▶ Exercise goal
Give the number of lines in the listing that hold the word "メッセージ". Write nothing but that number.

▶ Provided entries
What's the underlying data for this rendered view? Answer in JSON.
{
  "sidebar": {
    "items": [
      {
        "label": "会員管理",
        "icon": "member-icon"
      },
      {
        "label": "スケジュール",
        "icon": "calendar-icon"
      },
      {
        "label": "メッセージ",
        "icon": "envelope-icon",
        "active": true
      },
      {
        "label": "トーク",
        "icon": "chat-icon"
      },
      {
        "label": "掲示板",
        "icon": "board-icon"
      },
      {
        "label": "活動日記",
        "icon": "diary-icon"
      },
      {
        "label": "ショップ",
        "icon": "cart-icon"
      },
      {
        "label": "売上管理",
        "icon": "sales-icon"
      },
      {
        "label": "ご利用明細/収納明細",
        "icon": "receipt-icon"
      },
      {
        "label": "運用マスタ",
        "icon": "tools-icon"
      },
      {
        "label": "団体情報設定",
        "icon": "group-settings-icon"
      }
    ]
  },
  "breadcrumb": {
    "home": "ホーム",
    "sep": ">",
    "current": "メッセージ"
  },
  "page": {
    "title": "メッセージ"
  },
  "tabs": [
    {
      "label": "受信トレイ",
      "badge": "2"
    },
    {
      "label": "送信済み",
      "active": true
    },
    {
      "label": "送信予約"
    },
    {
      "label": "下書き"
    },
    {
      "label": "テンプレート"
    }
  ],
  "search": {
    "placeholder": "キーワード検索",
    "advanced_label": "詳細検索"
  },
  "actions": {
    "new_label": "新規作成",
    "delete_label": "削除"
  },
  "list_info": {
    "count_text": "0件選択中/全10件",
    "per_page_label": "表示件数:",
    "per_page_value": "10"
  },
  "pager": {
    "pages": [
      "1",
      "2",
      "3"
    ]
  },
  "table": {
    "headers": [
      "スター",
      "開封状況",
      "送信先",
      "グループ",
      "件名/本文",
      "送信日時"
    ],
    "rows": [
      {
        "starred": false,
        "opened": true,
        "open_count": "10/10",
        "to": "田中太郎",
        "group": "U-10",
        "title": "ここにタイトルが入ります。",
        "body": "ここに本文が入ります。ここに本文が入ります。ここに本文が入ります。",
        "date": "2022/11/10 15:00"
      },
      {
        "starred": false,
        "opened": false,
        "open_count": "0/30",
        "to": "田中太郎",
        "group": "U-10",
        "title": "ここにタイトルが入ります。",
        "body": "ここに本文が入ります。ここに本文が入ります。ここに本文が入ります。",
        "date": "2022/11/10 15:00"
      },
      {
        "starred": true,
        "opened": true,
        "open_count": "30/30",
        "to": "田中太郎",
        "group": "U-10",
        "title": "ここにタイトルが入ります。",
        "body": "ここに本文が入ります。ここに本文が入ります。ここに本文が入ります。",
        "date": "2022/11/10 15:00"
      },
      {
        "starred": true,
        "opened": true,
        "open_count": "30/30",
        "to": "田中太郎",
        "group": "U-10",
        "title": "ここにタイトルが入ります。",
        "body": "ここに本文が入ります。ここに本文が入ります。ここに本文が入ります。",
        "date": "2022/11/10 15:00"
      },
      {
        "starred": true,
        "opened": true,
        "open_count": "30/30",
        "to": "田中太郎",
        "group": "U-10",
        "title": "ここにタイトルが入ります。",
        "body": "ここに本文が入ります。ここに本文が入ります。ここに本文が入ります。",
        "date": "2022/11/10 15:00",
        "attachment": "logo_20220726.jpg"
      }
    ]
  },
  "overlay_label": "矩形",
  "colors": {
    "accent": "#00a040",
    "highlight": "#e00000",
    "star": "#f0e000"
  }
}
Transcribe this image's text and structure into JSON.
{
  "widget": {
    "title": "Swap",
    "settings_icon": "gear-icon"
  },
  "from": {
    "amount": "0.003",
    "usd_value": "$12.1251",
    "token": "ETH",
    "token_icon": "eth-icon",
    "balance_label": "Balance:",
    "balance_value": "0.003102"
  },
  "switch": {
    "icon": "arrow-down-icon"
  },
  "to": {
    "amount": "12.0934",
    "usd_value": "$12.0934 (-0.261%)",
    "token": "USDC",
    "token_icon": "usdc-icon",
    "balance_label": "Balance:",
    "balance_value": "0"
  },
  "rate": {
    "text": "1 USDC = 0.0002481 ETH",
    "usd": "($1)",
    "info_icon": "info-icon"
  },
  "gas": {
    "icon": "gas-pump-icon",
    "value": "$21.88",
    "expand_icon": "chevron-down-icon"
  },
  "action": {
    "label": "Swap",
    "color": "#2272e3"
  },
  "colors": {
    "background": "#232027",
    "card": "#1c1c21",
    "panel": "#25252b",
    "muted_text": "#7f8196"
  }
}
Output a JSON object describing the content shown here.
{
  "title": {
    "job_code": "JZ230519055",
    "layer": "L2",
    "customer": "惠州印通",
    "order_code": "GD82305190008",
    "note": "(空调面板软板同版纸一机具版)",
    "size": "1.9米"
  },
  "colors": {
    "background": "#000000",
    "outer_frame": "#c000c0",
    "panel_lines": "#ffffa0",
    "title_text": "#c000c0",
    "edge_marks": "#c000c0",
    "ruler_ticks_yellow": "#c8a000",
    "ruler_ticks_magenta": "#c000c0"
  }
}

▶ Solution
3